Tuesday, October 26, 2010

More deduping, plus an explanation of why it is necessary

I did 6 or 7 more deduplication tests using MARCEdit, with no true success, but a little minor success. On the plus side, I can produce an overzealous list of duplicate records that includes true duplicates and a few that only look like duplicates (for example, same title, but one is a newer edition than the other). That at least gives us a list to work from, I suppose, although matching on ISBN would give a more accurate and probably more complete list.
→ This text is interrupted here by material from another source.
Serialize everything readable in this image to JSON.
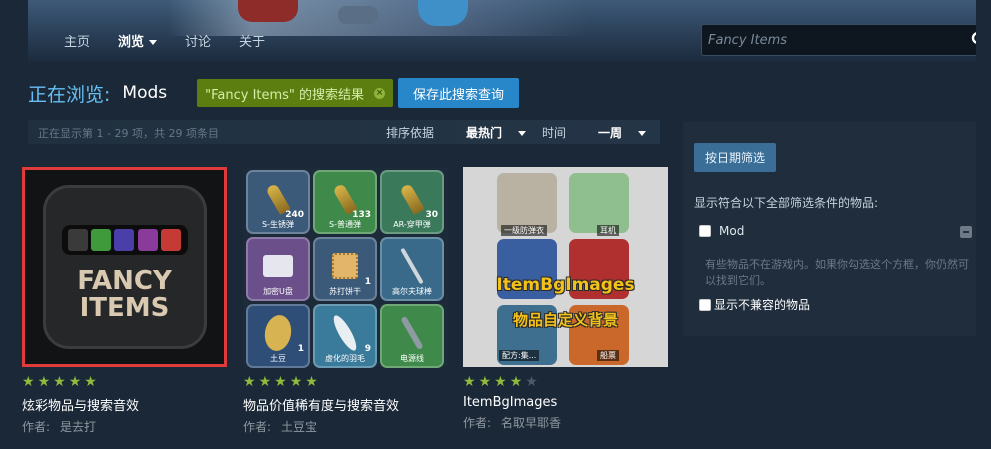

In case you're wondering (I know this and my last post are somewhat technical), duplicate records are records that are basically for the exact same title - it was published by the same publisher, published on the same year, etc. When we get e-book record files from vendors, we sometimes get records for the same title from multiple vendors. Some of the vendors have records with OCLC numbers in them, some don't, and sometimes they might have OCLC numbers in them but not the same ones that another vendor used (yes, OCLC has duplicate records, lots and lots of them). When we load them, we end up with multiple records for basically the same thing. Ideally, we'd like to have an e-book that is available from multiple vendors accessible on one record.

That's where record deduplication comes in. Right now, we could do our deduping by searching each and every e-book title in the catalog and clearing up duplicates as we come across them. This is not a good idea - we have tens of thousands of e-books, and the number will only grow. The tests I've been doing are part of an attempt to automate deduplication, or at least come up with a list of potential duplicates so that we could avoid having to search every single title in our e-book collection.

I think I'm going to start reading articles on record deduplication. I probably should have done this earlier - if I find something right away that could help us, I'm going to kick myself.

Trying to dedupe records...and failing

While provider neutral e-book records are a nice idea, it's a little hard to do in practice when you're dealing with vendor e-book record packages. Today will be Round 3 of me trying to figure out how to dedupe our records without having to go through each title one by one.

In theory, deduplication could be done at the record loading stage, using, for instance, ISBNs as a second match point. In practice, this probably wouldn't go well, unless we decided to have print and electronic formats on one record - by matching on ISBN, we would end up matching our e-book records with our print records. There are probably other issues with this method that I haven't even thought of. I could do some testing, but I haven't really focused much on this method of record deduplication yet.

Instead, I've mostly been looking at methods of deduplication using MARCEdit. The obvious method, using MARCEdit's deduplication tool and trying to dedupe on ISBNs, has so far failed. I'm either using the tool wrong, or it's not working the way it should. The first day I started experimenting, I remember having some success by matching on main title information. I think I might try that again today. Unfortunately, that would result in multiple editions of one title being considered dupes. If it also lists actual dupes, it would still be better than nothing. Instead of having to search hundreds of titles, maybe we'd only have to search a few dozen. Or so I hope...

Friday, October 8, 2010

Vacation, catalog maintenance

Wow, it's been almost a month and a half since my last post.  My vacation had a little to do with that, but the rest was just...pre-vacation near burn-out, maybe?

My vacation went great. It took me a while to get comfortable with my niece, since I've never really been around babies before, but now I find I feel sad that I won't get to see her very often. At the very least, everyone in her family but her mom and dad is going to miss out on her first birthday - so sad!

Being back at work feels a little weird, but that'll wear off. With SCUUG only a week away, I've been reminding myself how to use MARCEdit for catalog maintenance by working on a project I started looking into right before my vacation. An unknown number of name headings in our catalog are messed up, with subfield d coming before subfield q, rather than after. I had been ignoring this problem, but now it's starting to interfere pretty significantly with my batch authority searching and loading process.

An example of the problem:
Babcock, C. J. $d 1894- $q (Clarence Joseph),

Should be:
Bacock, C. J. $q (Clarence Joseph), $d 1894-

In the past, I occasionally fixed these by hand as I came across them. However, this is annoying, and also bad for my wrist. Global editing is a good thing, and this looked like something that should be fixable globally. I just wasn't sure how.

It turns out it's possible with MARCEdit, and I figured out how to do it all on my own. Woohoo! I'm planning on running the fix for all the oldest records in our catalog (nearly 200,000 I think) over the course of a few weeks. That should take care of most, if not all, of the problem, and then I can get back to batch searching and loading authority records.

While playing with all of that, I also learned the first few steps for a new tool in MARCEdit that allows you to extract certain records from a larger file, edit the smaller file of records, and (in theory) re-insert the edited records back into the larger file. This will be great for all kinds of projects, once I figure out how to get the reinsertion part to work.